> _Information_

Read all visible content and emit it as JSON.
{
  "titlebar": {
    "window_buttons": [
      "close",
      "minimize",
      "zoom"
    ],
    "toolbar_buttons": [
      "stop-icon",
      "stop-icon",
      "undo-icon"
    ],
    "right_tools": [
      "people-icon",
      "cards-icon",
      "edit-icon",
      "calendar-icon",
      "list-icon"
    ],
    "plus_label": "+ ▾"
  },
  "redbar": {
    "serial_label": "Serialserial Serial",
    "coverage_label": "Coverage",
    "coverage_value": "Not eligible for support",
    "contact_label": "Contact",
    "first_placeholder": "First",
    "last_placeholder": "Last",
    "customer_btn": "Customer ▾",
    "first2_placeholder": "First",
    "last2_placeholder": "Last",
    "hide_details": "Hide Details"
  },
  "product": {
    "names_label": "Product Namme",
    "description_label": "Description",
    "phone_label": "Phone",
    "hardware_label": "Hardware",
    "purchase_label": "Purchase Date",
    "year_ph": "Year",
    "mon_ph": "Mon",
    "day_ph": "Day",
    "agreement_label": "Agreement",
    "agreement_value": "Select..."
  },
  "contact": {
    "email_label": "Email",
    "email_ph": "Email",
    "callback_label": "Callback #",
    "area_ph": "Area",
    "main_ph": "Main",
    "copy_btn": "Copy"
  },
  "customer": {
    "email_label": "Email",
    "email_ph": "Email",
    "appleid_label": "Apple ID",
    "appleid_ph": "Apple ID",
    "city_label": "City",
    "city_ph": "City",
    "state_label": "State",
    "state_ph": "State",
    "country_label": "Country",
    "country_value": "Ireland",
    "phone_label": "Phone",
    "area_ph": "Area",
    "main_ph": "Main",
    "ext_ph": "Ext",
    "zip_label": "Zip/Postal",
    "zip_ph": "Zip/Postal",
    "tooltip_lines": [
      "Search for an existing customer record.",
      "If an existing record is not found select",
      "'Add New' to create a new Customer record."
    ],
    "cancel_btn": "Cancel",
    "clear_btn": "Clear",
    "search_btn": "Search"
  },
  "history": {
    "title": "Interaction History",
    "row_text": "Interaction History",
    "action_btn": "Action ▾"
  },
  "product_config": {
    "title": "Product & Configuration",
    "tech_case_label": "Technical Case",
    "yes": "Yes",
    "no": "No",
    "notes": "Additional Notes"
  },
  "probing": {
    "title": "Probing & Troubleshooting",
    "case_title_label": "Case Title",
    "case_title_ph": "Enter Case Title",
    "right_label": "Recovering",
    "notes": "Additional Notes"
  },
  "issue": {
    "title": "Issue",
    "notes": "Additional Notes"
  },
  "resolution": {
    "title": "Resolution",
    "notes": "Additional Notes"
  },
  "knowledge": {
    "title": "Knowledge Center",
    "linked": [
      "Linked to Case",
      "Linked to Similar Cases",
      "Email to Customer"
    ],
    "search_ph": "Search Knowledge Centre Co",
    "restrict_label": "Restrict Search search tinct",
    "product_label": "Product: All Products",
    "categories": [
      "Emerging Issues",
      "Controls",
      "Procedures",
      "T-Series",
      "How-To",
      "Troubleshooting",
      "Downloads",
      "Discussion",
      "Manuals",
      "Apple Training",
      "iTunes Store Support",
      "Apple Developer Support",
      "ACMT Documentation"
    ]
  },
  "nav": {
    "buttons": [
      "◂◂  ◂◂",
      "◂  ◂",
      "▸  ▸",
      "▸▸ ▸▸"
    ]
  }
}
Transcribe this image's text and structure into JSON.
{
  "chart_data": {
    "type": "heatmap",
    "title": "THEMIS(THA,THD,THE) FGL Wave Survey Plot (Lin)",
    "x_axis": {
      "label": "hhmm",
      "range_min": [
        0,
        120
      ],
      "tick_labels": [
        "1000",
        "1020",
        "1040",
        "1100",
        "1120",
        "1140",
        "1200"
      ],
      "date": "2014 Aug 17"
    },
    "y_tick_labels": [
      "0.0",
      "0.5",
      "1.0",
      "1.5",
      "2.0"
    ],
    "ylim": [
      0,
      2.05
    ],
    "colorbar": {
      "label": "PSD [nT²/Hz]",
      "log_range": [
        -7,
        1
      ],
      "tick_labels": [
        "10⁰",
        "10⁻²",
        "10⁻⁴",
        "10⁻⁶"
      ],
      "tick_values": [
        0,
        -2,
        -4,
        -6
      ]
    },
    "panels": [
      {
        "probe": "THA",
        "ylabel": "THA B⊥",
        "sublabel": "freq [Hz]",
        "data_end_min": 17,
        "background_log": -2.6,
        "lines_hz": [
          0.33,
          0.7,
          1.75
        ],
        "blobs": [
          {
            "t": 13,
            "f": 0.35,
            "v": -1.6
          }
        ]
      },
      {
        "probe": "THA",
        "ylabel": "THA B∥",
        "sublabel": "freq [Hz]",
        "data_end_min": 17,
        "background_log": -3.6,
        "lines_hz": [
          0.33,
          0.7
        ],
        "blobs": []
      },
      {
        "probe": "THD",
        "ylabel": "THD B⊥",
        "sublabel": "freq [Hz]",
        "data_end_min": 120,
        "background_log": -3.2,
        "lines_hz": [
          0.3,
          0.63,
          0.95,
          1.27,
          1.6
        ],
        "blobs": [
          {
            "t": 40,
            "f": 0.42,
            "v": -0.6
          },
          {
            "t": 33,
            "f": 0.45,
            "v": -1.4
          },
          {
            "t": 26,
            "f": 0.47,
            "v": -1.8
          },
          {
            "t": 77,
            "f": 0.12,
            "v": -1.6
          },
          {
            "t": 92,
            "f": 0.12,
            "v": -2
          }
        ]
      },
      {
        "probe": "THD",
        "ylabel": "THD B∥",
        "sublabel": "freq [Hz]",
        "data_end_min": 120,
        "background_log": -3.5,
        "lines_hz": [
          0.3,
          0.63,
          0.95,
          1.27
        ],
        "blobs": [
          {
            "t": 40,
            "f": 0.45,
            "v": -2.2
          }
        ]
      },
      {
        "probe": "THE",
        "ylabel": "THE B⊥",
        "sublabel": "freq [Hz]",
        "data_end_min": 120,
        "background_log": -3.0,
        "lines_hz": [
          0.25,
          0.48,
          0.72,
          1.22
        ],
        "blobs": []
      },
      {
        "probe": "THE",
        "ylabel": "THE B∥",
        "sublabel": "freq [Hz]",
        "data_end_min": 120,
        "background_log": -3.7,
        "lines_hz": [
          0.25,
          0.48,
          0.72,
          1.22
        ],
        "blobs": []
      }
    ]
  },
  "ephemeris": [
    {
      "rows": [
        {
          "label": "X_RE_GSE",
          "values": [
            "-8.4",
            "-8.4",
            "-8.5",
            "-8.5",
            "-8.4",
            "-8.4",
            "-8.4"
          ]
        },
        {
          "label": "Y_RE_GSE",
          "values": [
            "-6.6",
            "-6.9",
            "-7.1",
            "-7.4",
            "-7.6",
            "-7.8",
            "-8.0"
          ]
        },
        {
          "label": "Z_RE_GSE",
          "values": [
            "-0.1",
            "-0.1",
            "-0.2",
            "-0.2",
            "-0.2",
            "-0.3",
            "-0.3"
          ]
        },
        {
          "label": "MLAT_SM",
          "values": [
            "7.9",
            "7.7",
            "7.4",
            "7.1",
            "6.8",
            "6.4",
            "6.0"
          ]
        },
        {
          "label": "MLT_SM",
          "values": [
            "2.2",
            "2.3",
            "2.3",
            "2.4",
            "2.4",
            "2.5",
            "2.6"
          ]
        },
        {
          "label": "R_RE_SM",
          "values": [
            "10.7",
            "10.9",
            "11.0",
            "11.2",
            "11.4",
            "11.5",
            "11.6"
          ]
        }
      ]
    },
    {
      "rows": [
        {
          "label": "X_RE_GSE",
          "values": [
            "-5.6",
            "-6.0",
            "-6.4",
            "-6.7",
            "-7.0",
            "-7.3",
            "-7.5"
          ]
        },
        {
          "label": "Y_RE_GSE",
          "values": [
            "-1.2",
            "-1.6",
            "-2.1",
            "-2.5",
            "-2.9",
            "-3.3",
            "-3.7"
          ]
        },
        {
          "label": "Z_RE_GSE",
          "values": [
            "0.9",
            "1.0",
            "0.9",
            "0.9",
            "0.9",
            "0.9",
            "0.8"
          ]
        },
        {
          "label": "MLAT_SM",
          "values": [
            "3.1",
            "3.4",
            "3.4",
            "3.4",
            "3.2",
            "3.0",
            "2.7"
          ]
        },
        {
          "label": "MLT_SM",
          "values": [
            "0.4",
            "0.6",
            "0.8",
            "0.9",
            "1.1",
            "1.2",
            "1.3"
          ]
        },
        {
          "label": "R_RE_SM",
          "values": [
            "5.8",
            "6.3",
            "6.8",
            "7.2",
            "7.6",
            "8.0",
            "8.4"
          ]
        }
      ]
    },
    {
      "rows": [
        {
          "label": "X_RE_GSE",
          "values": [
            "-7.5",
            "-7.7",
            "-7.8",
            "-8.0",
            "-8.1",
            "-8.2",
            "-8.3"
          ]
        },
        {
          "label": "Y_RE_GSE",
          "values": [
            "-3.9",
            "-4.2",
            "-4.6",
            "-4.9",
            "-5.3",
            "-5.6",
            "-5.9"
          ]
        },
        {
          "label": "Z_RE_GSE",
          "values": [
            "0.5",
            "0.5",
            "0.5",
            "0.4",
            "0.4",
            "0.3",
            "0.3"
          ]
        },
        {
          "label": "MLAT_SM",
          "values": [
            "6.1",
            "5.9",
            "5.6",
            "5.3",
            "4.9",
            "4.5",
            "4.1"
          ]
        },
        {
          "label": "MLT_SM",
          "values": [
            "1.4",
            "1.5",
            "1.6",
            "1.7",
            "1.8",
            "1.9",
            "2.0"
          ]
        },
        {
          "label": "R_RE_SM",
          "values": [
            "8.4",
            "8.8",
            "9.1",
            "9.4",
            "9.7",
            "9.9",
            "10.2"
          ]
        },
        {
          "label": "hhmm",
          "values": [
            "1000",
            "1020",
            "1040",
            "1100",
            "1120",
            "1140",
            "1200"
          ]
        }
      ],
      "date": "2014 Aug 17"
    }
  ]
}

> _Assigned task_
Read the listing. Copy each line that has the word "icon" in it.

> _Result of the task_
      "stop-icon",
      "stop-icon",
      "undo-icon"
      "people-icon",
      "cards-icon",
      "edit-icon",
      "calendar-icon",
      "list-icon"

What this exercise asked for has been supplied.